Filing by mail is dependent upon (a) addressing the documents to the Clerk of the Appellate Courts and (b) depositing them in the mail within the time permitted for filing. Minn.R.Civ.App.P. 125.01. "Service by mail is complete on mailing[.]" Minn.R. Civ.App.P. 125.03. "Mailing" is not further defined. Whether the timely deposit of an incorrectly addressed envelope constitutes "mailing" within the meaning of Rule 125.03 cannot be resolved solely by reference to the Rules of Civil Appellate Procedure.
In Minnesota, service by mail has long been held to be complete when papers are properly mailed. Hoff v. Northwestern Elevator Co., 120 Minn. 224, 226, 139 N.W. 153, 154 (1913). Where papers are incorrectly addressed, returned to the sender, and then remailed, service is not made at the time of the initial mailing. Town Board of Marshan v. City Council of Hastings, 298 N.W.2d 353, 355 (Minn.1980) (since service is complete only upon proper mailing, papers affected by "minor addressing defects" were not timely).
Many other jurisdictions also require proper mailing before service by mail is deemed accomplished. For instance, where a Pennsylvania statute conditioned the exercise of long-arm jurisdiction upon service on the Secretary of State and service by registered mail to the defendant's last known address, service was deemed insufficient where mail was addressed to 55 Concord Road and the defendant's last known address was actually 51 Concord Road. Phillips v. Flynn, 61 F.R.D. 574, 577 (E.D.Pa.1974). There, as here, the adverse party did not receive the misaddressed mail.
Some imprecision in addresses may be tolerated in a rural area. See Haas v. Brandvold, 418 N.W.2d 511 (Minn.Ct.App. 1988) (summons which included town, post office box, and telephone number held sufficient, in light of rural location and defendant's actual receipt of timely notice). Unlike Haas, the error made in addressing the appeal papers in this case actually prevented timely service. In addition, the area where counsel for Milton Bix maintains his offices is near Southdale Shopping Center, and it is far from rural. It is a heavily developed urban area, containing dozens of office buildings and literally hundreds of individual business offices. See Gluszek v. Richardson, 352 F. Supp. 1087 (E.D.Pa. 1972) (applying Florida law and holding that failure to use street address in service by mail directed to large community renders service ineffective).

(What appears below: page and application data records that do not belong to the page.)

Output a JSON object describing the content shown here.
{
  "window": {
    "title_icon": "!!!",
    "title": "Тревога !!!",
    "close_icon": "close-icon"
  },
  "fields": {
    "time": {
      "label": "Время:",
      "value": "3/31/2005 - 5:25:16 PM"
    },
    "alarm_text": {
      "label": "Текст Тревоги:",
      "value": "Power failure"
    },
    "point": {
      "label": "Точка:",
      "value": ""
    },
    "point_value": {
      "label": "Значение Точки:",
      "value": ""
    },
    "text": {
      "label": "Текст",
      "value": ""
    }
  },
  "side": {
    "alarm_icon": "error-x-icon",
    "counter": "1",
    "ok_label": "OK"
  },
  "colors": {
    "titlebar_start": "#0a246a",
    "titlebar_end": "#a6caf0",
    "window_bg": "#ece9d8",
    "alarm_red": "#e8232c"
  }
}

The appellant has cited no authority, and our research has disclosed none, which deems service by misaddressed mail to be complete upon mailing. We hold that service was not timely made upon counsel for Bix. We need not dismiss the entire appeal, since counsel for respondent Webster was timely served. See Hibbing Educational Association v. Public Employment Relations Board, 342 N.W.2d 355 (Minn.Ct.App.1984) (where timely service was made upon some parties, appeal could *505 continue against them despite dismissal of parties not properly served).

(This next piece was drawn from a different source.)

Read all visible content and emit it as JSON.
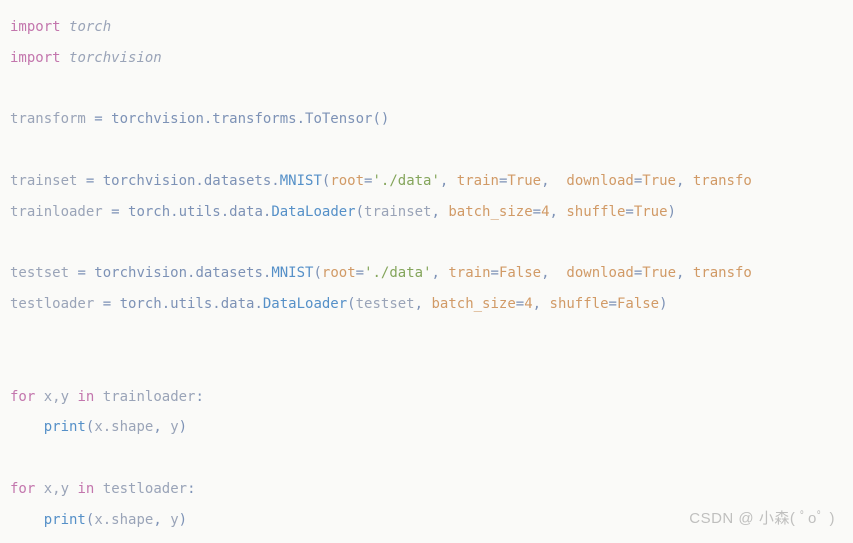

We take this opportunity to caution counsel against waiting until the end of the appeal period to effect service and filing. If the appeal papers in this case had been mailed just one week before the time for appeal expired, they would have been returned to appellant's counsel in time for proper service to be made. Unfortunately, service by properly addressed mail was not timely made, and that portion of the appeal which relates to Milton Bix must be dismissed.
Motion to dismiss portion of appeal granted.